Solid-state storage has made its way into servers, hybrid storage arrays and caching devices, but all-solid-state arrays are an emerging class of high-performance storage systems.
Getting the most from your storage system is a basic requirement, but with many efficiency techniques you’ll have to decide if performance tops capacity utilization.
However "big data" is defined, 58% of respondents say their companies are dealing with it, and 41% have even bought -- or plan to buy -- some new gear to grapple with it.
Hybrid cloud disaster recovery (DR) appliances are an emerging class of business continuity product that makes effective and timely DR affordable for even the smallest of firms.
Columns in this issue
There’s a lot happening techwise in the data storage world, but the ever-growing hype, hoopla and hazy language are making it even harder for everyone to understand.
Data archiving, data hygiene and good old common sense can help keep your company off the spinning disk treadmill. Find out what Jon Toigo has to say on the subject.
A few companies are still kicking the tires of deduplication products, but veteran users should be thinking about how they can step up to the next level of backup dedupe.
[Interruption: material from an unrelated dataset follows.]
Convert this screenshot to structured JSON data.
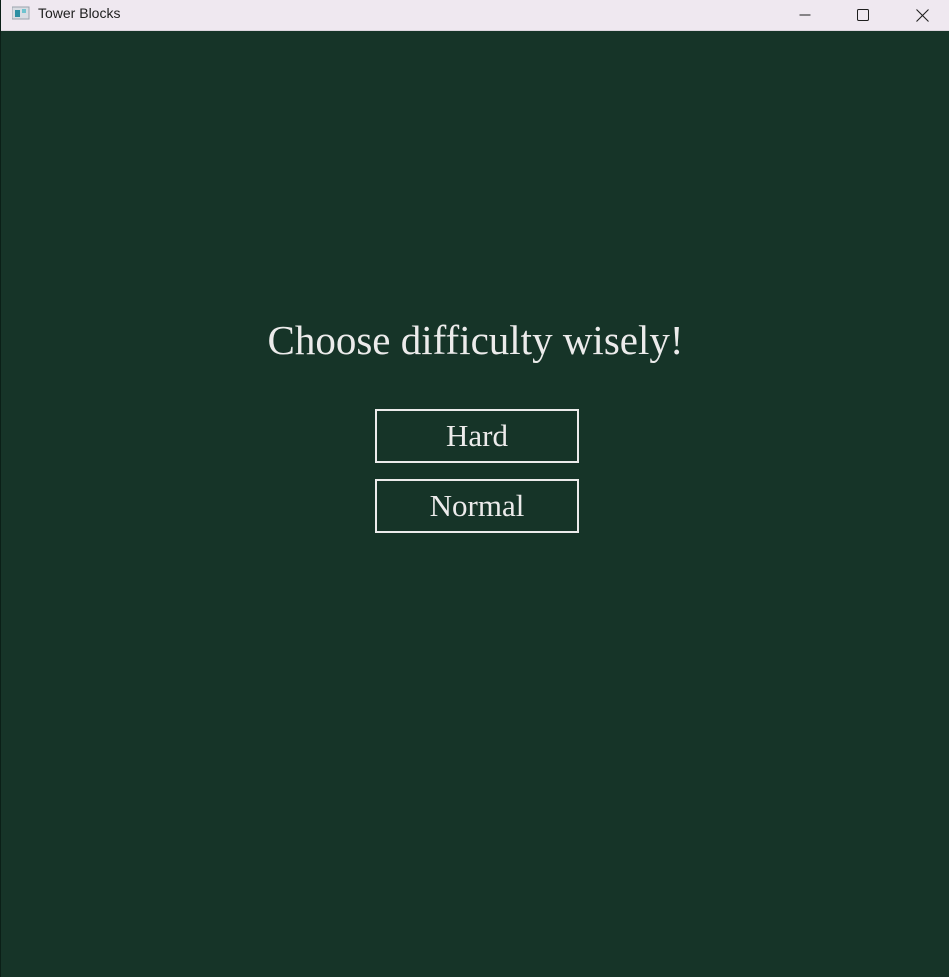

Recent Taneja Group research indicates tape technology is thriving, and that users are finding innovative and cost-effective ways of implementing tape systems.